What to produce.
What is the number of lines in the records below holding the string "this"? Reply with it and nothing else.

Source information.
======

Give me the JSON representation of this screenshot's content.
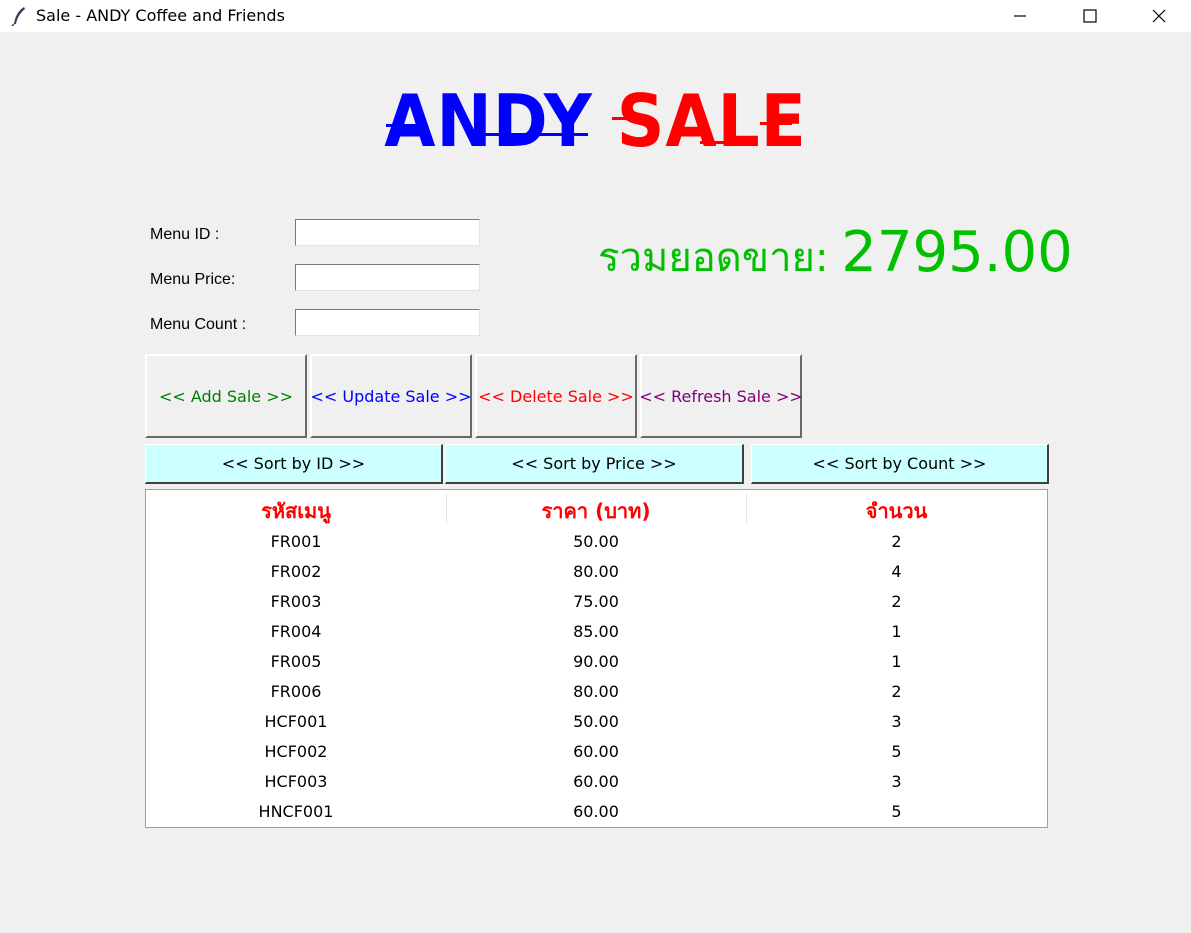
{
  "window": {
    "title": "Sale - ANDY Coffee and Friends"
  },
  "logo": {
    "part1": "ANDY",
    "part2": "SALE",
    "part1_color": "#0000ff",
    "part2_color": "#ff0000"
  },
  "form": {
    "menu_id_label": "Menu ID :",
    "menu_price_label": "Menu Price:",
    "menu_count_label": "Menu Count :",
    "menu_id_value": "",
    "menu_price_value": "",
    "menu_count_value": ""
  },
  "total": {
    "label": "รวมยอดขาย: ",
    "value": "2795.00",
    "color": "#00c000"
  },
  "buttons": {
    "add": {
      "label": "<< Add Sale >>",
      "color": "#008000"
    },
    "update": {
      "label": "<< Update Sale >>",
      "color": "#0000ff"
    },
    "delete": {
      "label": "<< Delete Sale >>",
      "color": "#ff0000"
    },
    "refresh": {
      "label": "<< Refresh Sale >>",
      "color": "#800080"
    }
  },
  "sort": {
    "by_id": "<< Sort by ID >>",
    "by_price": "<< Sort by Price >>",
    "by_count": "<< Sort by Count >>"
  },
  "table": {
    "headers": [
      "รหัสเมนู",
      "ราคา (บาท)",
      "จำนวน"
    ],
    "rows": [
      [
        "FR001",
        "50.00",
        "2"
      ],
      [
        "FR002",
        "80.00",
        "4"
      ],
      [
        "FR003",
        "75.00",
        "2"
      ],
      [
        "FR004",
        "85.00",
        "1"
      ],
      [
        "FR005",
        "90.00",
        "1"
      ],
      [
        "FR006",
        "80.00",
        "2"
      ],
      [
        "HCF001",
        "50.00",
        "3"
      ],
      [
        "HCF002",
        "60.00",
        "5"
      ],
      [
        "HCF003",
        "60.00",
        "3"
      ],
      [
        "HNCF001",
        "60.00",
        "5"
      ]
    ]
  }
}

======

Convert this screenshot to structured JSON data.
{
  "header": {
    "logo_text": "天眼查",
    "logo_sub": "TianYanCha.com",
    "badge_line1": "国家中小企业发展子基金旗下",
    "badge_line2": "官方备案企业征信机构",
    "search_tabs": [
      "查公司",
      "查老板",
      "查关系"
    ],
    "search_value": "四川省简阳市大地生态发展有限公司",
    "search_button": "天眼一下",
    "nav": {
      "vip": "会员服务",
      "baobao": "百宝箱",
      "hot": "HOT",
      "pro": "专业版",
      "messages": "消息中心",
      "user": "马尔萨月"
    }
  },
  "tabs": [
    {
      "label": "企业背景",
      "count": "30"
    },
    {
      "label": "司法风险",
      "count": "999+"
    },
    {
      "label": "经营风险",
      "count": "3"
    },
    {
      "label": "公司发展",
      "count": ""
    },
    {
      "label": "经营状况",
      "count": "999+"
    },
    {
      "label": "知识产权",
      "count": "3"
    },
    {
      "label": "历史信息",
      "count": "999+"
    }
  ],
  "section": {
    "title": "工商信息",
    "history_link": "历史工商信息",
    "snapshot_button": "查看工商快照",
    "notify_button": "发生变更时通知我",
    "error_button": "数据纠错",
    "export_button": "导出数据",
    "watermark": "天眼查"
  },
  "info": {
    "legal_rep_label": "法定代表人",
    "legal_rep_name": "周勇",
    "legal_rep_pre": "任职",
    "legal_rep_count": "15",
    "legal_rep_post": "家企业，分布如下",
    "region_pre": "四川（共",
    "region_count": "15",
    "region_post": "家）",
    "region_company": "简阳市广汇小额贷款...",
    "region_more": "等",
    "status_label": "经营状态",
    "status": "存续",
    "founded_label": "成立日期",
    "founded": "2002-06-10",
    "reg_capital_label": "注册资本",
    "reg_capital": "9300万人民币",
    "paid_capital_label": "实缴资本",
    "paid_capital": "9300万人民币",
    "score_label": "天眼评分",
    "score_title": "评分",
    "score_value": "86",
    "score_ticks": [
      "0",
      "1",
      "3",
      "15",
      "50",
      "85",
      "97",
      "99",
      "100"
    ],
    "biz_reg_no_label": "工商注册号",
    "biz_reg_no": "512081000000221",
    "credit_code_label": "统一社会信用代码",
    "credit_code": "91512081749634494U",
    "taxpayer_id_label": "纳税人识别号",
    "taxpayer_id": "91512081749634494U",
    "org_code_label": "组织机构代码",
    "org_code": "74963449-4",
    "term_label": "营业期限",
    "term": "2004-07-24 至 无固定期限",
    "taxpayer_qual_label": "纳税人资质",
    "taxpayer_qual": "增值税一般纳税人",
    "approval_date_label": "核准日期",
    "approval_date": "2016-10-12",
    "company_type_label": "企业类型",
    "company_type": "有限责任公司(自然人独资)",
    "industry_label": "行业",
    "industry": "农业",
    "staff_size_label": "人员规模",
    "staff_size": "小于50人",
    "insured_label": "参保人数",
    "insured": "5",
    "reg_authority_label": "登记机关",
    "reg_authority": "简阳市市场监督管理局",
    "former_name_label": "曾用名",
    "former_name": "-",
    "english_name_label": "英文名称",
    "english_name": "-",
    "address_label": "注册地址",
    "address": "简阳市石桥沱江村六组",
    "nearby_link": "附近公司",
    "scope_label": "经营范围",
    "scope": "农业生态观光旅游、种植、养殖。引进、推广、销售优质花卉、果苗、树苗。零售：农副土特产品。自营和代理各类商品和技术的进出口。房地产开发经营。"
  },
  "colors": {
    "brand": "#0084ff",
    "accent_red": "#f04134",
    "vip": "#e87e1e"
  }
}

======

The completed task.
2